**TASK REQUIREMENTS:**
Among the entries below, count each line holding the word "expiry". Write only the number.

[App and web page records]
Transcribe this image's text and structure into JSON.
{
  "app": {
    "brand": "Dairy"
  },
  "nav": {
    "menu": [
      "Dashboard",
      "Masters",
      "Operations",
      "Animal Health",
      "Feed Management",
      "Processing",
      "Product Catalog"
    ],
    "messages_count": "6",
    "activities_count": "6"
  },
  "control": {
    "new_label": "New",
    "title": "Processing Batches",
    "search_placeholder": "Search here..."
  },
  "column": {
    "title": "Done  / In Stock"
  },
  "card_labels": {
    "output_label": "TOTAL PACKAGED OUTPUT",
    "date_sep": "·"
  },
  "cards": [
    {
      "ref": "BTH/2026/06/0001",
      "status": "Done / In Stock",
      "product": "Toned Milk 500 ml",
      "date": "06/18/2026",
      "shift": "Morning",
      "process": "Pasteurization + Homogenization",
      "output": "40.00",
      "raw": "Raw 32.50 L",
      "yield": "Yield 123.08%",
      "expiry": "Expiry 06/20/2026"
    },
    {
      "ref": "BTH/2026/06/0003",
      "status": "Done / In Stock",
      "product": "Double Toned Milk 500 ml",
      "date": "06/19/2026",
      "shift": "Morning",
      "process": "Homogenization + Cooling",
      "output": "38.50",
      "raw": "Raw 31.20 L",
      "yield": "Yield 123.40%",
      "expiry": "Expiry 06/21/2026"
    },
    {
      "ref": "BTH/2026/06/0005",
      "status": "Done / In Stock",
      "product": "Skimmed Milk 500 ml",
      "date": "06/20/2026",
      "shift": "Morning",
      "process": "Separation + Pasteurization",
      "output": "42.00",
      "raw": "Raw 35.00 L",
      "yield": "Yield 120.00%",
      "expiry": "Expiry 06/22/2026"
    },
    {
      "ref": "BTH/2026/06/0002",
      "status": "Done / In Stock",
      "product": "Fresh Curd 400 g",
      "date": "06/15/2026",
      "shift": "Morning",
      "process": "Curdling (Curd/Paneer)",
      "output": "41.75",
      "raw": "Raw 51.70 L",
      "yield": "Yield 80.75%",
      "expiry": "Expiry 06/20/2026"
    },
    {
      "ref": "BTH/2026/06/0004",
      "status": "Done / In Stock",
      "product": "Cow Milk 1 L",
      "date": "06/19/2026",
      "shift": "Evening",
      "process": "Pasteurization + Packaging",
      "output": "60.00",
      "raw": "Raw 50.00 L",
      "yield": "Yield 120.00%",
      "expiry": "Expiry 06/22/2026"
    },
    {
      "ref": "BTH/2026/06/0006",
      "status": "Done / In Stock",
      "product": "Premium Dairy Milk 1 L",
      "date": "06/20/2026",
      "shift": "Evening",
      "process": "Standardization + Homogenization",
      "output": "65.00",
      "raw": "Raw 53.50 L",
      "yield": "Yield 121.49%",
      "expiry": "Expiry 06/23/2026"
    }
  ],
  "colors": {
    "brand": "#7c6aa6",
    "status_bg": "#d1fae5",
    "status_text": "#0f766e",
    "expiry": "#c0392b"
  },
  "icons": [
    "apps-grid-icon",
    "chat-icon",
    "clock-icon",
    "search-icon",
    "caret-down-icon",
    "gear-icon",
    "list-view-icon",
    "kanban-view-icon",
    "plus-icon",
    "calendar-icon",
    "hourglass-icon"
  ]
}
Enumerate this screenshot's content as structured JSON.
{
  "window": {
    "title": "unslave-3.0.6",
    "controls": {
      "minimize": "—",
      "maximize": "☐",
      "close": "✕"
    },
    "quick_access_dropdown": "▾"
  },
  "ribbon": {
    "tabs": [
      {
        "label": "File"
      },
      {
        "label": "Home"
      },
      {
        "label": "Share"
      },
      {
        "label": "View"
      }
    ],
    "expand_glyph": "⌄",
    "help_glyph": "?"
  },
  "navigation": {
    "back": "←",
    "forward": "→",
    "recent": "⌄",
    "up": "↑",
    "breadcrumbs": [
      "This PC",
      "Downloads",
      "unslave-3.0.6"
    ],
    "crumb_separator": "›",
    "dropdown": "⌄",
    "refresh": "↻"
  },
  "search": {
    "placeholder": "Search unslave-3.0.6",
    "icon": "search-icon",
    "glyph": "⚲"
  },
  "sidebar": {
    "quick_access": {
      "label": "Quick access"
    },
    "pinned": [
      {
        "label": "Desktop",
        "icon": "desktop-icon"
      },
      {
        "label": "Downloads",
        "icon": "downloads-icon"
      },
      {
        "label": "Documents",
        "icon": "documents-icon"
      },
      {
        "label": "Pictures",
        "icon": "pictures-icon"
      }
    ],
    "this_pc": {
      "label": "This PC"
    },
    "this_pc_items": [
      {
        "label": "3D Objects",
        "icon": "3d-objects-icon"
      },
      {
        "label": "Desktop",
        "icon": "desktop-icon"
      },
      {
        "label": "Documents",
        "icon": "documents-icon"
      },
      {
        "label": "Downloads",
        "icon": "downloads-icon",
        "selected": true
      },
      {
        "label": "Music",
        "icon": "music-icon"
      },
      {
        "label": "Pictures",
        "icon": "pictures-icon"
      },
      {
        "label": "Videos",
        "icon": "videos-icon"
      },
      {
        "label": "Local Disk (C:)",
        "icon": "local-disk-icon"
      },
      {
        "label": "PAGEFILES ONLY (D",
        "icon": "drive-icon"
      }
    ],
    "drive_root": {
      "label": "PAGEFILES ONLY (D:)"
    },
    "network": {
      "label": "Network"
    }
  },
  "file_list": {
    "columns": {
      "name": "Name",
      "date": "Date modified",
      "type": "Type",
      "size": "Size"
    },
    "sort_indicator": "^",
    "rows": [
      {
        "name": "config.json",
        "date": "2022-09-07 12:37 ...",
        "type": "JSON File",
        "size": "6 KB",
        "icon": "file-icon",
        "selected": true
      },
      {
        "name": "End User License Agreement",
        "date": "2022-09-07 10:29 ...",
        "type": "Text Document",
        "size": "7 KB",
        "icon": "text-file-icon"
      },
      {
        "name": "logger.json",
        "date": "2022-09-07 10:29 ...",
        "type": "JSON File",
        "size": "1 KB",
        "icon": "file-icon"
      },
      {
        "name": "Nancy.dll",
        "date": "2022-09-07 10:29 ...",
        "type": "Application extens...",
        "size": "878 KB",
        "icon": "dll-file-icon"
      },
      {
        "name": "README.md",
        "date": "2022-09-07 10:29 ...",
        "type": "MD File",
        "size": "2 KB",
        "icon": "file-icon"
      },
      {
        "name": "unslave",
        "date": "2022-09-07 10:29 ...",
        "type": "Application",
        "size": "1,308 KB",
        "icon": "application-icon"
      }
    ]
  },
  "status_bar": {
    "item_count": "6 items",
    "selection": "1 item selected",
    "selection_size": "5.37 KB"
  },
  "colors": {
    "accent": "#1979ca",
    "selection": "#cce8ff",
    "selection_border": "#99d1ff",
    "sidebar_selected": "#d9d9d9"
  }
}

**TASK ANSWER:**
7